Task statement: Copy each line of the entries that contains the word "subtitle".

======== Recorded information

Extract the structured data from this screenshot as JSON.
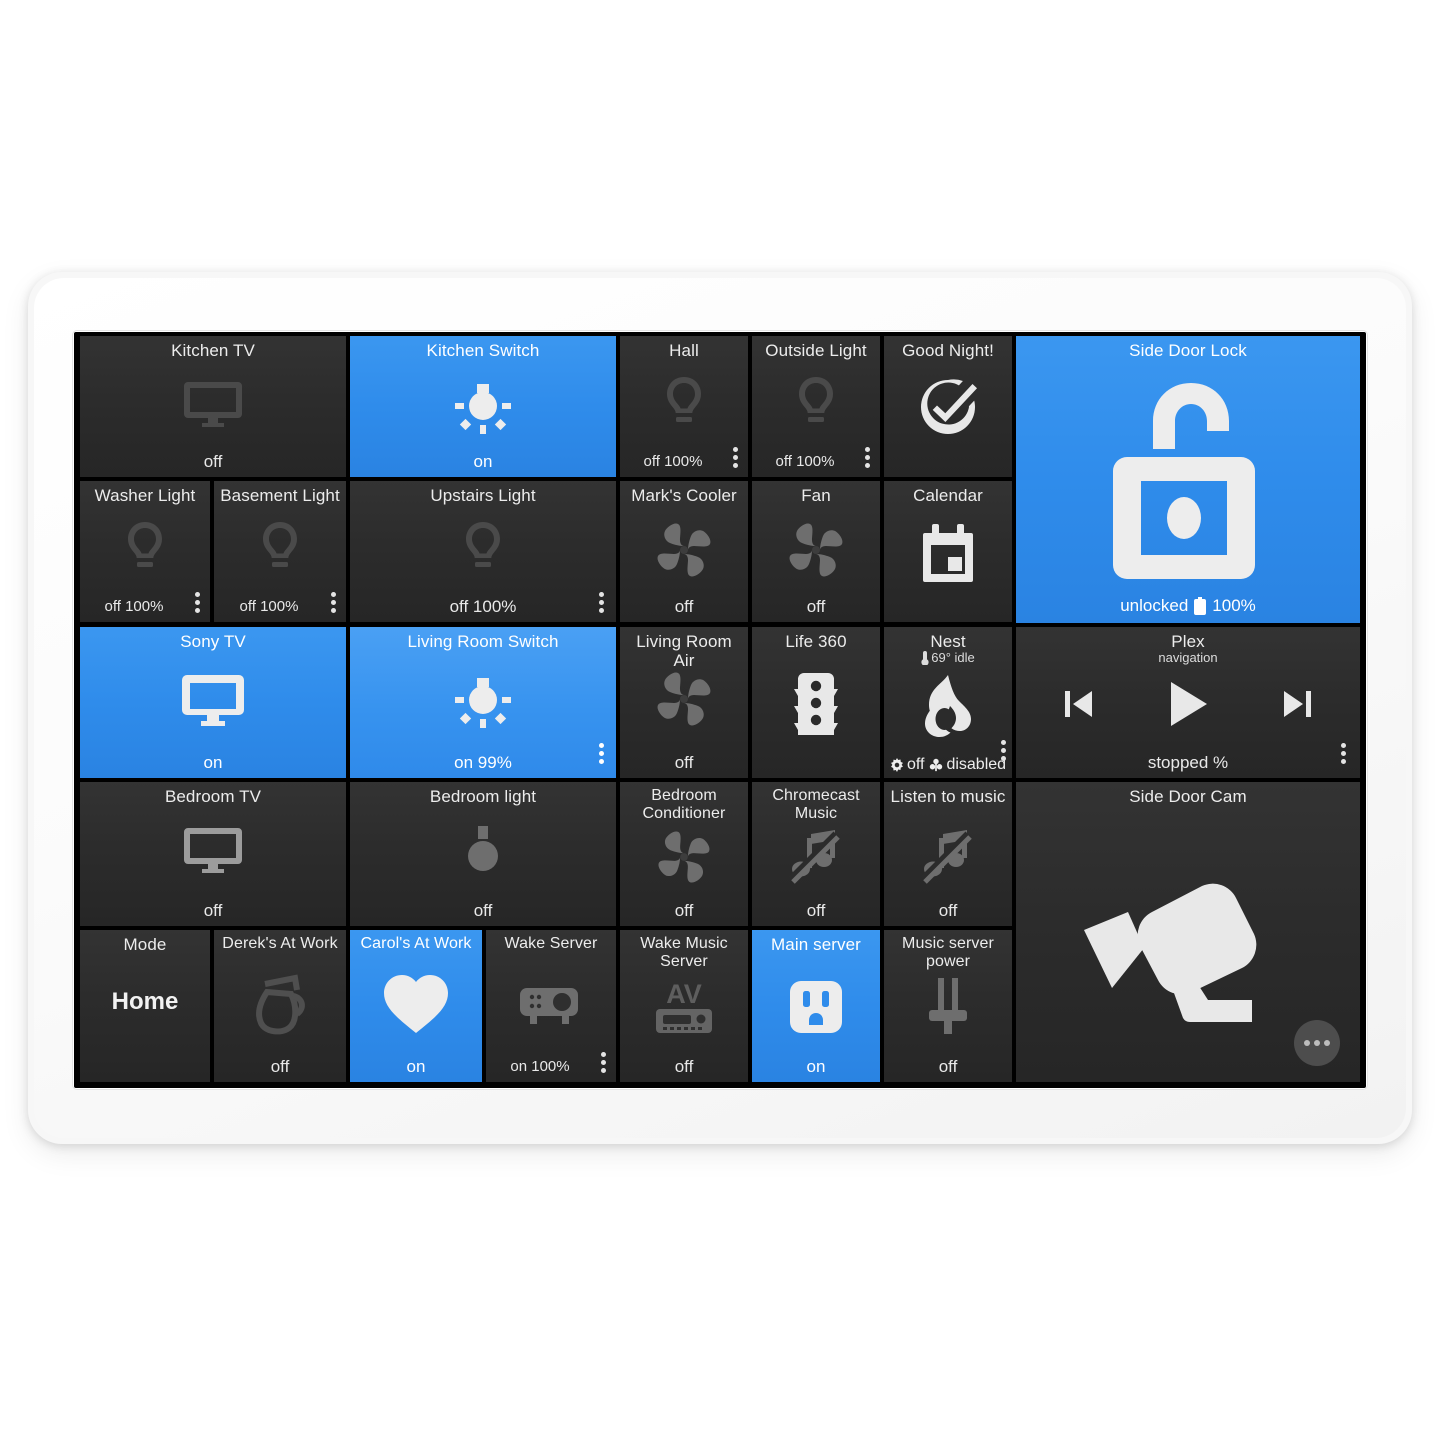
{
  "device": {
    "frame_color": "#f7f7f7",
    "screen_color": "#000000"
  },
  "theme": {
    "accent_blue": "#2f8ceb",
    "accent_blue_bright": "#3793ef",
    "tile_dark": "#2b2b2b",
    "text_light": "#e9e9e9"
  },
  "dashboard": {
    "tiles": [
      {
        "id": "kitchen-tv",
        "title": "Kitchen TV",
        "state": "off",
        "icon": "tv-icon",
        "active": false
      },
      {
        "id": "kitchen-switch",
        "title": "Kitchen Switch",
        "state": "on",
        "icon": "bulb-on-icon",
        "active": true
      },
      {
        "id": "hall",
        "title": "Hall",
        "state": "off 100%",
        "icon": "bulb-icon",
        "active": false,
        "menu": true
      },
      {
        "id": "outside-light",
        "title": "Outside Light",
        "state": "off 100%",
        "icon": "bulb-icon",
        "active": false,
        "menu": true
      },
      {
        "id": "good-night",
        "title": "Good Night!",
        "state": "",
        "icon": "check-circle-icon",
        "active": false
      },
      {
        "id": "side-door-lock",
        "title": "Side Door Lock",
        "state": "unlocked",
        "state_extra": "100%",
        "icon": "padlock-open-icon",
        "active": true,
        "battery": true
      },
      {
        "id": "washer-light",
        "title": "Washer Light",
        "state": "off 100%",
        "icon": "bulb-icon",
        "active": false,
        "menu": true
      },
      {
        "id": "basement-light",
        "title": "Basement Light",
        "state": "off 100%",
        "icon": "bulb-icon",
        "active": false,
        "menu": true
      },
      {
        "id": "upstairs-light",
        "title": "Upstairs Light",
        "state": "off 100%",
        "icon": "bulb-icon",
        "active": false,
        "menu": true
      },
      {
        "id": "marks-cooler",
        "title": "Mark's Cooler",
        "state": "off",
        "icon": "fan-icon",
        "active": false
      },
      {
        "id": "fan",
        "title": "Fan",
        "state": "off",
        "icon": "fan-icon",
        "active": false
      },
      {
        "id": "calendar",
        "title": "Calendar",
        "state": "",
        "icon": "calendar-icon",
        "active": false
      },
      {
        "id": "sony-tv",
        "title": "Sony TV",
        "state": "on",
        "icon": "tv-icon",
        "active": true
      },
      {
        "id": "living-room-switch",
        "title": "Living Room Switch",
        "state": "on 99%",
        "icon": "bulb-on-icon",
        "active": true,
        "menu": true
      },
      {
        "id": "living-room-air",
        "title": "Living Room Air",
        "state": "off",
        "icon": "fan-icon",
        "active": false
      },
      {
        "id": "life-360",
        "title": "Life 360",
        "state": "",
        "icon": "traffic-light-icon",
        "active": false
      },
      {
        "id": "nest",
        "title": "Nest",
        "subtitle": "69° idle",
        "icon": "flame-icon",
        "active": false,
        "footer": {
          "mode": "off",
          "fan": "disabled"
        },
        "menu": true
      },
      {
        "id": "plex",
        "title": "Plex",
        "subtitle": "navigation",
        "state": "stopped %",
        "icon": "media-transport",
        "active": false,
        "menu": true
      },
      {
        "id": "bedroom-tv",
        "title": "Bedroom TV",
        "state": "off",
        "icon": "tv-icon",
        "active": false
      },
      {
        "id": "bedroom-light",
        "title": "Bedroom light",
        "state": "off",
        "icon": "bulb-plain-icon",
        "active": false
      },
      {
        "id": "bedroom-conditioner",
        "title": "Bedroom\nConditioner",
        "state": "off",
        "icon": "fan-icon",
        "active": false
      },
      {
        "id": "chromecast-music",
        "title": "Chromecast\nMusic",
        "state": "off",
        "icon": "music-off-icon",
        "active": false
      },
      {
        "id": "listen-to-music",
        "title": "Listen to music",
        "state": "off",
        "icon": "music-off-icon",
        "active": false
      },
      {
        "id": "side-door-cam",
        "title": "Side Door Cam",
        "state": "",
        "icon": "cctv-camera-icon",
        "active": false,
        "fab": true
      },
      {
        "id": "mode",
        "title": "Mode",
        "value": "Home",
        "icon": "",
        "active": false
      },
      {
        "id": "dereks-at-work",
        "title": "Derek's At Work",
        "state": "off",
        "icon": "coffee-pot-icon",
        "active": false
      },
      {
        "id": "carols-at-work",
        "title": "Carol's At Work",
        "state": "on",
        "icon": "heart-icon",
        "active": true
      },
      {
        "id": "wake-server",
        "title": "Wake Server",
        "state": "on 100%",
        "icon": "projector-icon",
        "active": false,
        "menu": true
      },
      {
        "id": "wake-music-server",
        "title": "Wake Music\nServer",
        "state": "off",
        "icon": "av-receiver-icon",
        "active": false
      },
      {
        "id": "main-server",
        "title": "Main server",
        "state": "on",
        "icon": "power-outlet-icon",
        "active": true
      },
      {
        "id": "music-server-power",
        "title": "Music server\npower",
        "state": "off",
        "icon": "plug-icon",
        "active": false
      }
    ]
  }
}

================

Expected answer:
        "subtitle": "69° idle",
        "subtitle": "navigation",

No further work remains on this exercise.